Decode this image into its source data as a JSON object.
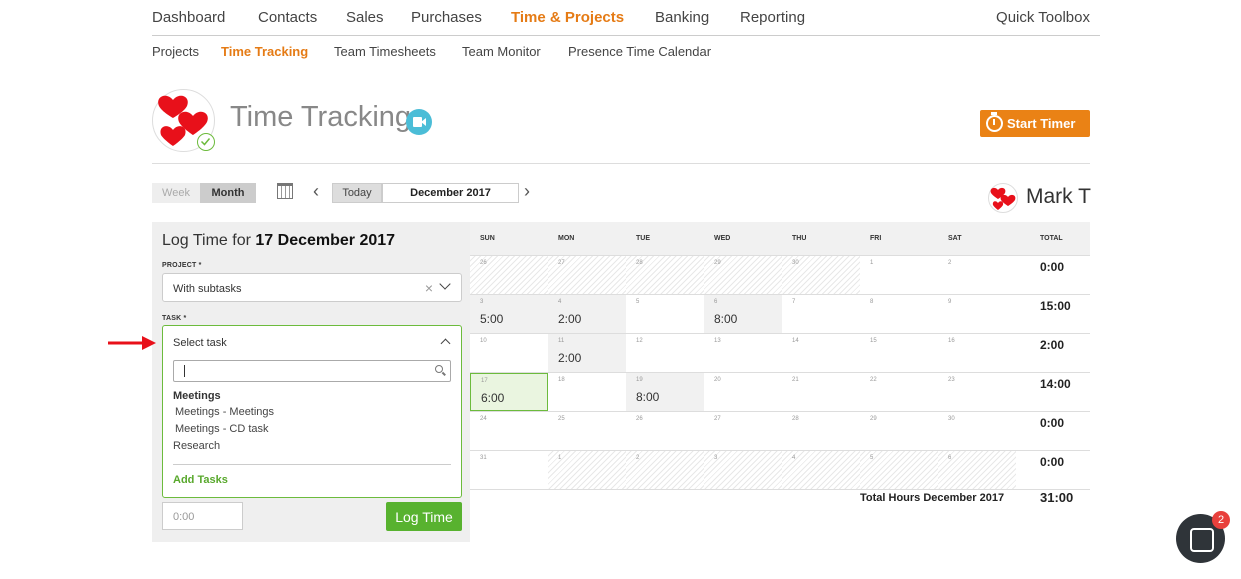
{
  "top_nav": {
    "items": [
      "Dashboard",
      "Contacts",
      "Sales",
      "Purchases",
      "Time & Projects",
      "Banking",
      "Reporting"
    ],
    "active": "Time & Projects",
    "toolbox": "Quick Toolbox"
  },
  "sub_nav": {
    "items": [
      "Projects",
      "Time Tracking",
      "Team Timesheets",
      "Team Monitor",
      "Presence Time Calendar"
    ],
    "active": "Time Tracking"
  },
  "header": {
    "title": "Time Tracking",
    "start_timer": "Start Timer"
  },
  "controls": {
    "week": "Week",
    "month": "Month",
    "today": "Today",
    "period": "December 2017"
  },
  "user": {
    "name": "Mark T"
  },
  "log_form": {
    "title_prefix": "Log Time for",
    "title_date": "17 December 2017",
    "project_label": "PROJECT *",
    "project_value": "With subtasks",
    "task_label": "TASK *",
    "task_placeholder": "Select task",
    "task_groups": [
      {
        "group": "Meetings",
        "options": [
          "Meetings - Meetings",
          "Meetings - CD task"
        ]
      }
    ],
    "task_flat_options": [
      "Research"
    ],
    "add_tasks": "Add Tasks",
    "time_placeholder": "0:00",
    "log_button": "Log Time"
  },
  "calendar": {
    "headers": [
      "SUN",
      "MON",
      "TUE",
      "WED",
      "THU",
      "FRI",
      "SAT",
      "TOTAL"
    ],
    "weeks": [
      {
        "days": [
          {
            "d": "26",
            "h": "",
            "s": "hatch"
          },
          {
            "d": "27",
            "h": "",
            "s": "hatch"
          },
          {
            "d": "28",
            "h": "",
            "s": "hatch"
          },
          {
            "d": "29",
            "h": "",
            "s": "hatch"
          },
          {
            "d": "30",
            "h": "",
            "s": "hatch"
          },
          {
            "d": "1",
            "h": "",
            "s": ""
          },
          {
            "d": "2",
            "h": "",
            "s": ""
          }
        ],
        "total": "0:00"
      },
      {
        "days": [
          {
            "d": "3",
            "h": "5:00",
            "s": "shade"
          },
          {
            "d": "4",
            "h": "2:00",
            "s": "shade"
          },
          {
            "d": "5",
            "h": "",
            "s": ""
          },
          {
            "d": "6",
            "h": "8:00",
            "s": "shade"
          },
          {
            "d": "7",
            "h": "",
            "s": ""
          },
          {
            "d": "8",
            "h": "",
            "s": ""
          },
          {
            "d": "9",
            "h": "",
            "s": ""
          }
        ],
        "total": "15:00"
      },
      {
        "days": [
          {
            "d": "10",
            "h": "",
            "s": ""
          },
          {
            "d": "11",
            "h": "2:00",
            "s": "shade"
          },
          {
            "d": "12",
            "h": "",
            "s": ""
          },
          {
            "d": "13",
            "h": "",
            "s": ""
          },
          {
            "d": "14",
            "h": "",
            "s": ""
          },
          {
            "d": "15",
            "h": "",
            "s": ""
          },
          {
            "d": "16",
            "h": "",
            "s": ""
          }
        ],
        "total": "2:00"
      },
      {
        "days": [
          {
            "d": "17",
            "h": "6:00",
            "s": "today"
          },
          {
            "d": "18",
            "h": "",
            "s": ""
          },
          {
            "d": "19",
            "h": "8:00",
            "s": "shade"
          },
          {
            "d": "20",
            "h": "",
            "s": ""
          },
          {
            "d": "21",
            "h": "",
            "s": ""
          },
          {
            "d": "22",
            "h": "",
            "s": ""
          },
          {
            "d": "23",
            "h": "",
            "s": ""
          }
        ],
        "total": "14:00"
      },
      {
        "days": [
          {
            "d": "24",
            "h": "",
            "s": ""
          },
          {
            "d": "25",
            "h": "",
            "s": ""
          },
          {
            "d": "26",
            "h": "",
            "s": ""
          },
          {
            "d": "27",
            "h": "",
            "s": ""
          },
          {
            "d": "28",
            "h": "",
            "s": ""
          },
          {
            "d": "29",
            "h": "",
            "s": ""
          },
          {
            "d": "30",
            "h": "",
            "s": ""
          }
        ],
        "total": "0:00"
      },
      {
        "days": [
          {
            "d": "31",
            "h": "",
            "s": ""
          },
          {
            "d": "1",
            "h": "",
            "s": "hatch"
          },
          {
            "d": "2",
            "h": "",
            "s": "hatch"
          },
          {
            "d": "3",
            "h": "",
            "s": "hatch"
          },
          {
            "d": "4",
            "h": "",
            "s": "hatch"
          },
          {
            "d": "5",
            "h": "",
            "s": "hatch"
          },
          {
            "d": "6",
            "h": "",
            "s": "hatch"
          }
        ],
        "total": "0:00"
      }
    ],
    "footer_label": "Total Hours December 2017",
    "footer_total": "31:00"
  },
  "chat": {
    "badge": "2"
  },
  "colors": {
    "accent": "#e57b15",
    "green": "#58b22f",
    "logo_red": "#e8101a"
  }
}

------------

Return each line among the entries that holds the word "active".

_OUTPUT BELOW_:
    "active": "Time & Projects",
    "active": "Time Tracking"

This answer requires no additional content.